═══ MATERIAL FOR THIS TASK

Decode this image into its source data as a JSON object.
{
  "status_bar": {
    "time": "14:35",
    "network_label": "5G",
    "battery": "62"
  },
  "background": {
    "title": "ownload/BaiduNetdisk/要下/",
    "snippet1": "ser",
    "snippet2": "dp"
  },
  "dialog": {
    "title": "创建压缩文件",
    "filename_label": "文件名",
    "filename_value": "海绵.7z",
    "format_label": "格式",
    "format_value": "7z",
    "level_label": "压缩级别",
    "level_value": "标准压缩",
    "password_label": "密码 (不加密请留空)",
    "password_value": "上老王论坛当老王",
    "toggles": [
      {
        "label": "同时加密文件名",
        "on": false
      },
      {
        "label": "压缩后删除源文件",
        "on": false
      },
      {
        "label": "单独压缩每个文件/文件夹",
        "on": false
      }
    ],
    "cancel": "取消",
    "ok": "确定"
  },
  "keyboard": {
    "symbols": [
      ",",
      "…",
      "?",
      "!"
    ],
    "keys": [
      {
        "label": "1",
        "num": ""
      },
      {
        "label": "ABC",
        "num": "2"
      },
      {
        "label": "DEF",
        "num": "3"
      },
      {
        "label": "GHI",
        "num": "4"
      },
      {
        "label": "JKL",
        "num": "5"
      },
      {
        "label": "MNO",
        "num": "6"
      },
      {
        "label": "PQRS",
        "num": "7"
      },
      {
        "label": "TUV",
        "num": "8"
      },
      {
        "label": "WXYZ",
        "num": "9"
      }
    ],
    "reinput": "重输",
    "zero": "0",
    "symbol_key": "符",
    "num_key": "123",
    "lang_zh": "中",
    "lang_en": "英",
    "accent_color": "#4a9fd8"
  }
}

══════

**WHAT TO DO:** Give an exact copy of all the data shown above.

**EXPECTED ANSWER:**
Decode this image into its source data as a JSON object.
{
  "status_bar": {
    "time": "14:35",
    "network_label": "5G",
    "battery": "62"
  },
  "background": {
    "title": "ownload/BaiduNetdisk/要下/",
    "snippet1": "ser",
    "snippet2": "dp"
  },
  "dialog": {
    "title": "创建压缩文件",
    "filename_label": "文件名",
    "filename_value": "海绵.7z",
    "format_label": "格式",
    "format_value": "7z",
    "level_label": "压缩级别",
    "level_value": "标准压缩",
    "password_label": "密码 (不加密请留空)",
    "password_value": "上老王论坛当老王",
    "toggles": [
      {
        "label": "同时加密文件名",
        "on": false
      },
      {
        "label": "压缩后删除源文件",
        "on": false
      },
      {
        "label": "单独压缩每个文件/文件夹",
        "on": false
      }
    ],
    "cancel": "取消",
    "ok": "确定"
  },
  "keyboard": {
    "symbols": [
      ",",
      "…",
      "?",
      "!"
    ],
    "keys": [
      {
        "label": "1",
        "num": ""
      },
      {
        "label": "ABC",
        "num": "2"
      },
      {
        "label": "DEF",
        "num": "3"
      },
      {
        "label": "GHI",
        "num": "4"
      },
      {
        "label": "JKL",
        "num": "5"
      },
      {
        "label": "MNO",
        "num": "6"
      },
      {
        "label": "PQRS",
        "num": "7"
      },
      {
        "label": "TUV",
        "num": "8"
      },
      {
        "label": "WXYZ",
        "num": "9"
      }
    ],
    "reinput": "重输",
    "zero": "0",
    "symbol_key": "符",
    "num_key": "123",
    "lang_zh": "中",
    "lang_en": "英",
    "accent_color": "#4a9fd8"
  }
}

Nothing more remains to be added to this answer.